Reproduce the whole of the data exactly.

(Records for this exercise)

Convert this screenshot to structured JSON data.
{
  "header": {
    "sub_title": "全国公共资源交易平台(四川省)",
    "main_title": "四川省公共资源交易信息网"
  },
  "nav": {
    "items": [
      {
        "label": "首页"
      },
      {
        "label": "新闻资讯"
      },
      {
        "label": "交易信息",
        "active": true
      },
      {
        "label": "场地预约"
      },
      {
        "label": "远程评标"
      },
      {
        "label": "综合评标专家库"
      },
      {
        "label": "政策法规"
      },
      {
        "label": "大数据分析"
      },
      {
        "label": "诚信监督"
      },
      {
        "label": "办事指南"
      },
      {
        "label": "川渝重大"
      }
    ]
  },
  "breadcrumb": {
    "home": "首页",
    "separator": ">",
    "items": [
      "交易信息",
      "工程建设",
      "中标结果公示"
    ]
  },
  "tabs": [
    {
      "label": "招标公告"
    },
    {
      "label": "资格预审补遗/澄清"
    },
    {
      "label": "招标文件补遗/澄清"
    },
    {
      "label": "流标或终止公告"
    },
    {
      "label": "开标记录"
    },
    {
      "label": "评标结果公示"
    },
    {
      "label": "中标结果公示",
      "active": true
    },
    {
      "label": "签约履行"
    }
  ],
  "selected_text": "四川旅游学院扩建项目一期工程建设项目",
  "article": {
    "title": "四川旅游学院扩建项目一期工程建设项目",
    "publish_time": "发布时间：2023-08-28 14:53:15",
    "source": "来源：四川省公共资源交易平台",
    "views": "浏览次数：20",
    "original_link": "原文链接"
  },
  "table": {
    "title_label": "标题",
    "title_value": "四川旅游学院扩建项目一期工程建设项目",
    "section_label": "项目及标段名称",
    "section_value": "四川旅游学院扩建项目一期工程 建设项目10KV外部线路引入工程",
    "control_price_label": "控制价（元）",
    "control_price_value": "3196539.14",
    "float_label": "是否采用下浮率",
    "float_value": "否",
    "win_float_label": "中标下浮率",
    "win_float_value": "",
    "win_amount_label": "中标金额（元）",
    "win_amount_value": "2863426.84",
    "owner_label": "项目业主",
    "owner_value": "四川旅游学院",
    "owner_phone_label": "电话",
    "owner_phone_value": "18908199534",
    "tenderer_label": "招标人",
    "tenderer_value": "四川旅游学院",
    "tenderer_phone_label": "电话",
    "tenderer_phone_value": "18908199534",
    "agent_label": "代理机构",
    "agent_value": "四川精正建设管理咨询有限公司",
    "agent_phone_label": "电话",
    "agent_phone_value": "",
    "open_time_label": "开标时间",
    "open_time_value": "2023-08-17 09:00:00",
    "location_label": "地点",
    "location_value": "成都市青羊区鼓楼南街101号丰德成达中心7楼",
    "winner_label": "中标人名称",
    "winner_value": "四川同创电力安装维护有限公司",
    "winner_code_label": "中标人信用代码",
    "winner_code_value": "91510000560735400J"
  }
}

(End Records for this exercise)

▸ **Written answer**
Convert this screenshot to structured JSON data.
{
  "header": {
    "sub_title": "全国公共资源交易平台(四川省)",
    "main_title": "四川省公共资源交易信息网"
  },
  "nav": {
    "items": [
      {
        "label": "首页"
      },
      {
        "label": "新闻资讯"
      },
      {
        "label": "交易信息",
        "active": true
      },
      {
        "label": "场地预约"
      },
      {
        "label": "远程评标"
      },
      {
        "label": "综合评标专家库"
      },
      {
        "label": "政策法规"
      },
      {
        "label": "大数据分析"
      },
      {
        "label": "诚信监督"
      },
      {
        "label": "办事指南"
      },
      {
        "label": "川渝重大"
      }
    ]
  },
  "breadcrumb": {
    "home": "首页",
    "separator": ">",
    "items": [
      "交易信息",
      "工程建设",
      "中标结果公示"
    ]
  },
  "tabs": [
    {
      "label": "招标公告"
    },
    {
      "label": "资格预审补遗/澄清"
    },
    {
      "label": "招标文件补遗/澄清"
    },
    {
      "label": "流标或终止公告"
    },
    {
      "label": "开标记录"
    },
    {
      "label": "评标结果公示"
    },
    {
      "label": "中标结果公示",
      "active": true
    },
    {
      "label": "签约履行"
    }
  ],
  "selected_text": "四川旅游学院扩建项目一期工程建设项目",
  "article": {
    "title": "四川旅游学院扩建项目一期工程建设项目",
    "publish_time": "发布时间：2023-08-28 14:53:15",
    "source": "来源：四川省公共资源交易平台",
    "views": "浏览次数：20",
    "original_link": "原文链接"
  },
  "table": {
    "title_label": "标题",
    "title_value": "四川旅游学院扩建项目一期工程建设项目",
    "section_label": "项目及标段名称",
    "section_value": "四川旅游学院扩建项目一期工程 建设项目10KV外部线路引入工程",
    "control_price_label": "控制价（元）",
    "control_price_value": "3196539.14",
    "float_label": "是否采用下浮率",
    "float_value": "否",
    "win_float_label": "中标下浮率",
    "win_float_value": "",
    "win_amount_label": "中标金额（元）",
    "win_amount_value": "2863426.84",
    "owner_label": "项目业主",
    "owner_value": "四川旅游学院",
    "owner_phone_label": "电话",
    "owner_phone_value": "18908199534",
    "tenderer_label": "招标人",
    "tenderer_value": "四川旅游学院",
    "tenderer_phone_label": "电话",
    "tenderer_phone_value": "18908199534",
    "agent_label": "代理机构",
    "agent_value": "四川精正建设管理咨询有限公司",
    "agent_phone_label": "电话",
    "agent_phone_value": "",
    "open_time_label": "开标时间",
    "open_time_value": "2023-08-17 09:00:00",
    "location_label": "地点",
    "location_value": "成都市青羊区鼓楼南街101号丰德成达中心7楼",
    "winner_label": "中标人名称",
    "winner_value": "四川同创电力安装维护有限公司",
    "winner_code_label": "中标人信用代码",
    "winner_code_value": "91510000560735400J"
  }
}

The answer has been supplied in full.